##### DATASET CONTENT #####

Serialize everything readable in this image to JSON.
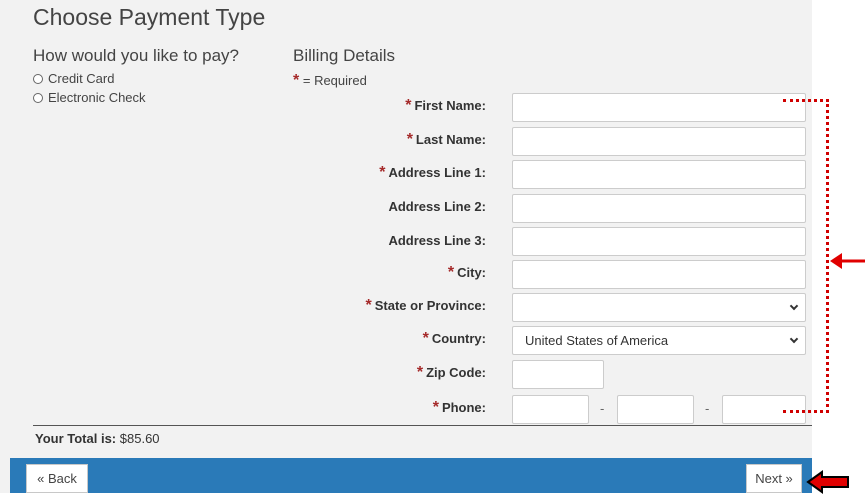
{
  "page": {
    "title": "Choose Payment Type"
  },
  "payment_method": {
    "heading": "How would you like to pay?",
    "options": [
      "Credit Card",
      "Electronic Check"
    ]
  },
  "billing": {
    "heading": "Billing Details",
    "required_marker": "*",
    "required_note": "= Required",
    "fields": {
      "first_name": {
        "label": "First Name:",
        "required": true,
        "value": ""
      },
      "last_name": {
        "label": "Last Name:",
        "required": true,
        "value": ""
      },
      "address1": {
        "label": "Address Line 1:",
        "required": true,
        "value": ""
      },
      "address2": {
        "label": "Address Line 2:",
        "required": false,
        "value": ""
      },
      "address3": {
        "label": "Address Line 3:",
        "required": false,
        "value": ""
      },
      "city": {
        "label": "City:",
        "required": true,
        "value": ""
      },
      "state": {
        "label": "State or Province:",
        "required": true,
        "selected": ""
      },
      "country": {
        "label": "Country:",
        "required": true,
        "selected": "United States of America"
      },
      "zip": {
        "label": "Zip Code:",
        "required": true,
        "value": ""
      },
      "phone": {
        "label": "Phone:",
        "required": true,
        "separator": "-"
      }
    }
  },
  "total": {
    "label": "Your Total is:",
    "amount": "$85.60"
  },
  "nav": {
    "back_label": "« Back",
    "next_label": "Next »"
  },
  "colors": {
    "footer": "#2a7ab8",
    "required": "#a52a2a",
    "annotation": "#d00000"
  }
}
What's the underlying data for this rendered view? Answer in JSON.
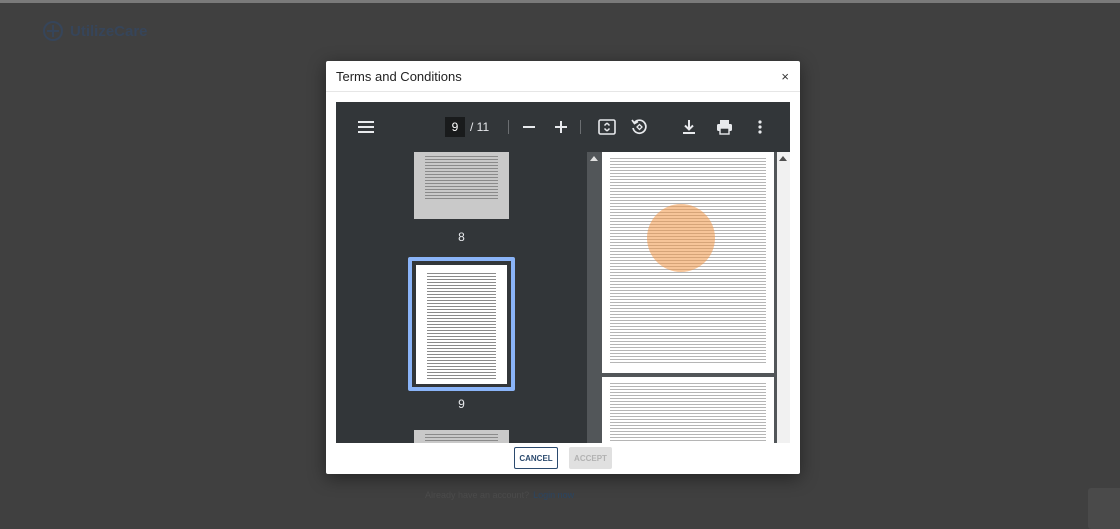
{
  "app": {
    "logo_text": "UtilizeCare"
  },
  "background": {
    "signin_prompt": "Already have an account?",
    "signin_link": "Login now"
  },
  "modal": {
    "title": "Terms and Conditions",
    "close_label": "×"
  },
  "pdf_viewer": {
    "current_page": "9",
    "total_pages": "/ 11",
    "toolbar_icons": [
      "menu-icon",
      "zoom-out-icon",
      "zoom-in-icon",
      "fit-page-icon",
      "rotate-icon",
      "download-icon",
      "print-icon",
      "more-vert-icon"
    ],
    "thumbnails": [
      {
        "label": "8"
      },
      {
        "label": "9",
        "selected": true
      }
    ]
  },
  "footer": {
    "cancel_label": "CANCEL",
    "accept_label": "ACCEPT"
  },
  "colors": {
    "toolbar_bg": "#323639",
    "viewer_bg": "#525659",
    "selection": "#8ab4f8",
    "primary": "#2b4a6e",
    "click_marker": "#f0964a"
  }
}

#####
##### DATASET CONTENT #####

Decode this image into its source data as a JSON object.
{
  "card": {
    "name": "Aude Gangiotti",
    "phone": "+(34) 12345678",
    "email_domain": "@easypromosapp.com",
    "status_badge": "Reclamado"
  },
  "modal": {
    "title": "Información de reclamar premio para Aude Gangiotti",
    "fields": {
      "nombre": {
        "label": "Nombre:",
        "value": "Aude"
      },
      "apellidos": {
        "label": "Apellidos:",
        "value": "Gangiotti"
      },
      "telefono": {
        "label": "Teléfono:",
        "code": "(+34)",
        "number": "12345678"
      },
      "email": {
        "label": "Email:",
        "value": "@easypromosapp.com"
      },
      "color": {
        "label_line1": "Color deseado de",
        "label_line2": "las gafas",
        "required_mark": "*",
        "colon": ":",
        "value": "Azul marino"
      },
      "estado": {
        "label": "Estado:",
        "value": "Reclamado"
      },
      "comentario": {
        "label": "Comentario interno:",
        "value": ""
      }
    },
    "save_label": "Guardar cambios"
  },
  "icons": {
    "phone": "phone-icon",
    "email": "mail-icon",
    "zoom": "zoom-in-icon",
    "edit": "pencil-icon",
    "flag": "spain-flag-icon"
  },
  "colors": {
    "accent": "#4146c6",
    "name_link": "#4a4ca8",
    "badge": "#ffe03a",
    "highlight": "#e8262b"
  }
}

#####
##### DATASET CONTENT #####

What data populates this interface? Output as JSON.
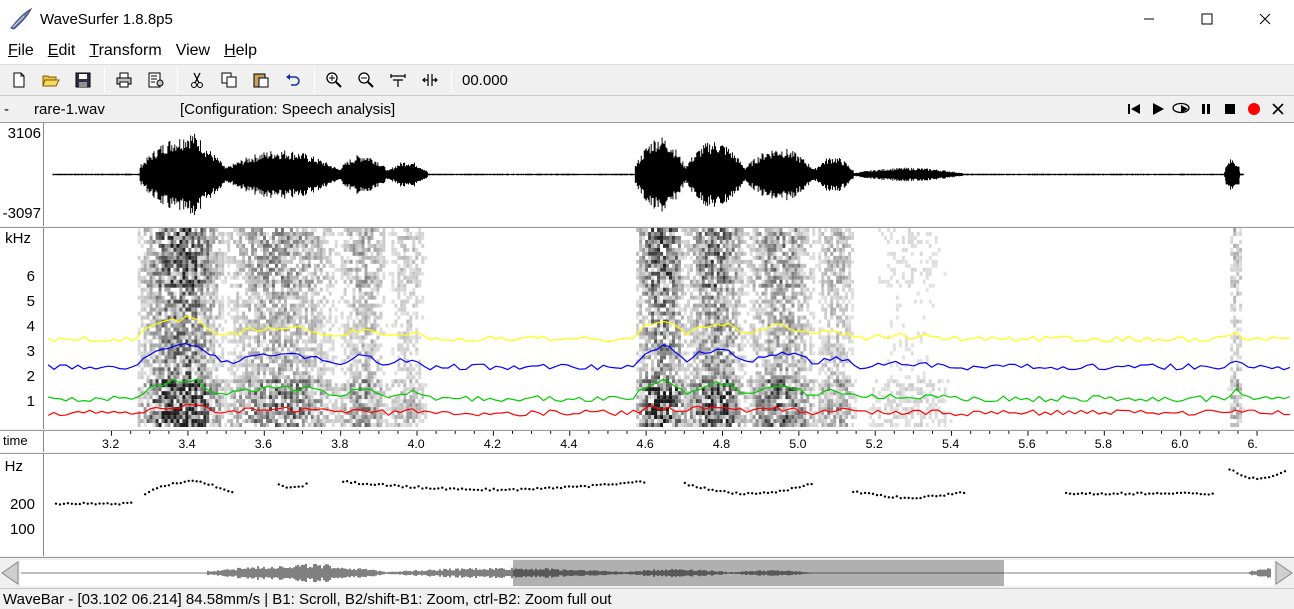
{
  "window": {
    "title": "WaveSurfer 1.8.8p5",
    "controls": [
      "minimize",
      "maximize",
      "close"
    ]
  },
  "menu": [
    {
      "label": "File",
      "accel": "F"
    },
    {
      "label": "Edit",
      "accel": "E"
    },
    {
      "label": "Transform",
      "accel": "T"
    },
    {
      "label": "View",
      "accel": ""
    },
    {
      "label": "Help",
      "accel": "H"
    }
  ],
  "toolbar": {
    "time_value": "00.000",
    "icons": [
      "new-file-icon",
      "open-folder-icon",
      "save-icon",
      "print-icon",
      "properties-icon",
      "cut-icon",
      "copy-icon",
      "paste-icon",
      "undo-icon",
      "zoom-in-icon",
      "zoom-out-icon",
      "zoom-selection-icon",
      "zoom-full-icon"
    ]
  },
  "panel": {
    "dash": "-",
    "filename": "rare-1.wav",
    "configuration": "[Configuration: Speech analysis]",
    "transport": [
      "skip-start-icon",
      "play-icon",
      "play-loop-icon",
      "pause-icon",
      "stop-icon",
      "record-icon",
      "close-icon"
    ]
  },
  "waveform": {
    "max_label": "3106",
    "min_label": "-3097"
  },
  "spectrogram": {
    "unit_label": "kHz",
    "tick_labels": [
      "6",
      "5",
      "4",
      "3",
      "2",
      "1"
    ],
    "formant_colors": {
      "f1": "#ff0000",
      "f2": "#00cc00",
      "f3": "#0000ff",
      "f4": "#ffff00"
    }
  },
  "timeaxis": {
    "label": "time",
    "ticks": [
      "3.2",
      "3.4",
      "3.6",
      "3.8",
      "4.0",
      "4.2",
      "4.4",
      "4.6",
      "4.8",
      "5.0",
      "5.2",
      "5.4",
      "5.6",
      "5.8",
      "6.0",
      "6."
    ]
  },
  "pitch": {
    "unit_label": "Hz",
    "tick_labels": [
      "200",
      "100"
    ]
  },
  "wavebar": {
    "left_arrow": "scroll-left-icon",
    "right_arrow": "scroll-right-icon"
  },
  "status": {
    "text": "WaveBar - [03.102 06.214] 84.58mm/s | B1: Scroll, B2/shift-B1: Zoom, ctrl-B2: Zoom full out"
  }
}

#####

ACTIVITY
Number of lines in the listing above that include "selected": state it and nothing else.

WRITTEN SOLUTION
3